apple-v-motorola

Federal Judge Has Tossed the Apple vs Motorola FRAND Case out of Court

November 5, 2012 - Written By Tom Dawson

In the world of patents, there’s something that worries companies in the same field – Standard Essential Patents – they’re what make a lot of products possible, in that they are patents deemed by courts essential for that field of industry. Something like this might be a patent on an LCD display for example, everybody needs to have access to the patent to make smartphone with them in it and so, through licensing the SEPs the industry is able to thrive without a monopoly or something like it forming.

Apple, being the newcomer to the mobile industry, have had to license a lot of technology in order to ship a phone and it just so happens that they don’t like this – why are we not surprised. It’s this dislike that course Apple to file suit with Motorola Mobility last year surrounding what were deemed to be SEPs. Apple assumed that these patents should be licensed under “fair, reasonable, and nondiscriminatory ” or FRAND. Motorola didn’t feel that this was fair and demanded 2.25 per cent of iPhone net sales in return, which Apple thought was Moto seeking extortionate prices.

The case was scheduled to start today at 1PM central however, a US District Judge deemed to throw the case out of court with prejudice.

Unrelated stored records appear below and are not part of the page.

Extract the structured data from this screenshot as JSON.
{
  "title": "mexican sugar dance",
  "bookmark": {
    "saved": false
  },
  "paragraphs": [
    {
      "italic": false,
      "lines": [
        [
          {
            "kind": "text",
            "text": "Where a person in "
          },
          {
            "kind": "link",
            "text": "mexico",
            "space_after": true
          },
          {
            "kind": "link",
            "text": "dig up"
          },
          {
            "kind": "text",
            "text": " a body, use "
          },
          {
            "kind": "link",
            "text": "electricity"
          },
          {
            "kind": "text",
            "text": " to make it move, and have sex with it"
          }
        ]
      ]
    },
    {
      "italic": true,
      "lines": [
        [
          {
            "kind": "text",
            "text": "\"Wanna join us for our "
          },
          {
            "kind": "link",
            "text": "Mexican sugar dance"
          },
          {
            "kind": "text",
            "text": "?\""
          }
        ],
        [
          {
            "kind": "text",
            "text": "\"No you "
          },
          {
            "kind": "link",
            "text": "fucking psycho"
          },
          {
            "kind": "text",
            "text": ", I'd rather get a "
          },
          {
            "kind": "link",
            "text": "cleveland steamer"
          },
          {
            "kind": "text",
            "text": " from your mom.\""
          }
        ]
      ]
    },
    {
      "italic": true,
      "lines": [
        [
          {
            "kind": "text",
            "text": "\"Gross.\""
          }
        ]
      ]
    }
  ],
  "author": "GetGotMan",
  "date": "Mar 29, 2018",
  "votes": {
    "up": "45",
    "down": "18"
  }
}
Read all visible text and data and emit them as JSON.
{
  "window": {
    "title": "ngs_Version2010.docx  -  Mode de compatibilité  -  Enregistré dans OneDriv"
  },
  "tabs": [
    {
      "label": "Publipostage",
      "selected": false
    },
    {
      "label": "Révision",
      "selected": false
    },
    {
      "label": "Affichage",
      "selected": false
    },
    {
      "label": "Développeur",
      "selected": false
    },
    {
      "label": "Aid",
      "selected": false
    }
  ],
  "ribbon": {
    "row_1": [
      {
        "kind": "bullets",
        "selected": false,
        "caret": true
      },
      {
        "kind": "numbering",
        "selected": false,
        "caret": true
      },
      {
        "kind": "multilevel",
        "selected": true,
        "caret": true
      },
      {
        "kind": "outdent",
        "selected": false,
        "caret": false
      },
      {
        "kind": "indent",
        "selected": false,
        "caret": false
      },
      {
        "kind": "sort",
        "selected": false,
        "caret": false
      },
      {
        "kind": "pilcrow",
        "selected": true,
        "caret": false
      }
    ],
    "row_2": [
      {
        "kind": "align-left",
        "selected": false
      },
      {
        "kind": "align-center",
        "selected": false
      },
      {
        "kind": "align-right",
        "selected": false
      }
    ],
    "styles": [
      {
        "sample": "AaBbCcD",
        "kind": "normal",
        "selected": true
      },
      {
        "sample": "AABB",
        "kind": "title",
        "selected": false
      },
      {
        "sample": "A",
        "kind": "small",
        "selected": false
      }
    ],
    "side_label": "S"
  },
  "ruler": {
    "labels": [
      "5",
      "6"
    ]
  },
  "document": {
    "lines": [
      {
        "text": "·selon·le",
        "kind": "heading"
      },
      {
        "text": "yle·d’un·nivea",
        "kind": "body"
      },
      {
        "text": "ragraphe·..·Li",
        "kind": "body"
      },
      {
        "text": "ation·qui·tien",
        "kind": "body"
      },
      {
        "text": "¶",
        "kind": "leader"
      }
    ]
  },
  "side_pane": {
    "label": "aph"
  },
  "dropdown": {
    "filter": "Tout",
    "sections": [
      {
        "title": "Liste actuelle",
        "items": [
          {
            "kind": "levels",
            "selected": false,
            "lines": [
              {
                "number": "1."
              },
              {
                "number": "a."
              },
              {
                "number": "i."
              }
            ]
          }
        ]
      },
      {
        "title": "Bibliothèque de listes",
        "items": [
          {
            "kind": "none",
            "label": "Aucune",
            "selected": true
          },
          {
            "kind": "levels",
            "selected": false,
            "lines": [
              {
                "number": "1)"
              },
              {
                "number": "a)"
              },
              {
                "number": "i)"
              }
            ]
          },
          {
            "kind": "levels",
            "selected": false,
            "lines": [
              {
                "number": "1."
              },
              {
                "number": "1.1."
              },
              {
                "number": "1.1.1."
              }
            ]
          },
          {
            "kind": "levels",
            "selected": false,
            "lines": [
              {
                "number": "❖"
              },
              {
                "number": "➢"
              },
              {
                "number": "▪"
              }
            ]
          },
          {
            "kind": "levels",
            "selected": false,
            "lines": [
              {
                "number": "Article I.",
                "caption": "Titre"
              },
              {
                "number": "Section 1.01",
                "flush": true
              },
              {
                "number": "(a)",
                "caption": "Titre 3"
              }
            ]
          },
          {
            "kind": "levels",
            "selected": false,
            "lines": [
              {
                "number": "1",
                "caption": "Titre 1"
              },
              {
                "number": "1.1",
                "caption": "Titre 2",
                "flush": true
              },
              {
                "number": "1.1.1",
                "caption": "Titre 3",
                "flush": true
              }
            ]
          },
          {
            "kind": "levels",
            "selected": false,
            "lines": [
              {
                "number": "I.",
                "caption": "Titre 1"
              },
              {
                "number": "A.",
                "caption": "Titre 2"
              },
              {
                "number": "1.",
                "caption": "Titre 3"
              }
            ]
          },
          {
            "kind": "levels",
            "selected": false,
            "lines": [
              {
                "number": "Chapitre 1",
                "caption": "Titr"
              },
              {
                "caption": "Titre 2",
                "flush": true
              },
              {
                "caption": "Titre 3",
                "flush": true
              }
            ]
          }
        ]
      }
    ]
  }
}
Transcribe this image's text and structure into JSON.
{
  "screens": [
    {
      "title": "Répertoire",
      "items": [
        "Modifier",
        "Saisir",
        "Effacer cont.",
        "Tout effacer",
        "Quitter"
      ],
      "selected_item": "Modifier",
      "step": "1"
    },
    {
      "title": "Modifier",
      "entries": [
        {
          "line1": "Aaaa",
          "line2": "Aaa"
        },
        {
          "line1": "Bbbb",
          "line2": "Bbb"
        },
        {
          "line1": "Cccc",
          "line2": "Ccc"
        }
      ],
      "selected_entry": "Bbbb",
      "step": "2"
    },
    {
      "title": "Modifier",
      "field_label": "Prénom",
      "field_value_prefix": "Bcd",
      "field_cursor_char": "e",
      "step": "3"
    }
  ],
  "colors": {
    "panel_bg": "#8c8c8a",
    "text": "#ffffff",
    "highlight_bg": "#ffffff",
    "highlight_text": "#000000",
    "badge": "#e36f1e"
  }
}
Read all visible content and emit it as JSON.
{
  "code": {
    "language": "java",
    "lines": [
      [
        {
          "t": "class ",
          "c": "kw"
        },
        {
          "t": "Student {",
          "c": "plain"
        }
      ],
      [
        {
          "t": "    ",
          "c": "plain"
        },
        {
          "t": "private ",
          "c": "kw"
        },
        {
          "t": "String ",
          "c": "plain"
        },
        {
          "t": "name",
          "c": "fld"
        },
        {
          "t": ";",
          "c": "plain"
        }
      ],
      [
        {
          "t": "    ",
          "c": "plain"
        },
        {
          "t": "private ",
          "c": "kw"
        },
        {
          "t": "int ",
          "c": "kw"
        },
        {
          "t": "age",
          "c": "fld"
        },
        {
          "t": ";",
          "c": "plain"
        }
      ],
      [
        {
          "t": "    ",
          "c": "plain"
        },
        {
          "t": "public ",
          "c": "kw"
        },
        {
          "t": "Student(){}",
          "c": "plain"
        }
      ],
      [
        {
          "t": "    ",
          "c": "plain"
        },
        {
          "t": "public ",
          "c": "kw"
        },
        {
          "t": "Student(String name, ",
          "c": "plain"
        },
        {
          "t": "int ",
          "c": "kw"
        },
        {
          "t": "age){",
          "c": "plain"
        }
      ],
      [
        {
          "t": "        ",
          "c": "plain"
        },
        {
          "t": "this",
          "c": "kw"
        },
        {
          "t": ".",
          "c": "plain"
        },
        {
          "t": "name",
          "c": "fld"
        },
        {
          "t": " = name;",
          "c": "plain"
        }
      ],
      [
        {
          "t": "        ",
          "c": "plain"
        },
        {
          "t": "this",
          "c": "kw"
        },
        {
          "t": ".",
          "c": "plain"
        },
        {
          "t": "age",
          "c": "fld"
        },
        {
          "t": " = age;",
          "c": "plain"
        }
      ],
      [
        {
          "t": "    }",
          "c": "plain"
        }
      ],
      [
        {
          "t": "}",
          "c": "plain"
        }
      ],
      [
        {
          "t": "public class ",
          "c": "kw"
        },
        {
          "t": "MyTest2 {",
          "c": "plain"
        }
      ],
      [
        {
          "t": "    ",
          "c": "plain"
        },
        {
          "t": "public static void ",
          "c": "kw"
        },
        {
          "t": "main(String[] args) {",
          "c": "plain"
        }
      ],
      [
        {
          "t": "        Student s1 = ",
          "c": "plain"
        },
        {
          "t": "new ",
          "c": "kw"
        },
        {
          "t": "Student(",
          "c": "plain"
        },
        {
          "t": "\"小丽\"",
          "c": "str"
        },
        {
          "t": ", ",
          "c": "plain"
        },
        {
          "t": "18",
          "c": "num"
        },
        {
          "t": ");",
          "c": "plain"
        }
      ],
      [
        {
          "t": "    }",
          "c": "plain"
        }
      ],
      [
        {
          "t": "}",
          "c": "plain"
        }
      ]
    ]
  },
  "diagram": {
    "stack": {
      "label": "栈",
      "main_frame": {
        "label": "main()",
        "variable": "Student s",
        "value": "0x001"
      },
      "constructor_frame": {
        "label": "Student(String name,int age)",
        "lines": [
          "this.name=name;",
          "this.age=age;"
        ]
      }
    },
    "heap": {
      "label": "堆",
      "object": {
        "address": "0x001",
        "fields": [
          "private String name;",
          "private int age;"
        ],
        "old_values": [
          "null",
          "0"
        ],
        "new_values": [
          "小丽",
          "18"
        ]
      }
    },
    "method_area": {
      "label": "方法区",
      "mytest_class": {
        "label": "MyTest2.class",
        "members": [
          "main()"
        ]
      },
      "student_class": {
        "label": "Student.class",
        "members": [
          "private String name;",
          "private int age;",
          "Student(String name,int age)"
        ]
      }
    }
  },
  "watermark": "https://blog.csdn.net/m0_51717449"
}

This makes sure that Apple can only appeal the case, they can’t simply file suit in a different district. Up until recently, the case seemed to be going well for Apple however, once Motorola ordered the court to create tentative licensing deals between the two parties Apple’s legal team showed their greed hand. They were staunch in their position that they would not agree to a deal unless it was no more than $1 per iPhone, something that didn’t impress Motorola, especially when you consider these patents related to network technologies – something pretty key when it comes to phones.

It’s interesting to see that another such case has endured the same outcome but, in the same vein I can’t blame the judge. All this bickering over patents and licensing has gotten a little out of hand and it’s about time that the US Court do something about, even on this level. It wouldn’t surprise me if Apple were to appeal the decision and have the trial go ahead, stay tuned folks.

[Source: Foss Patents]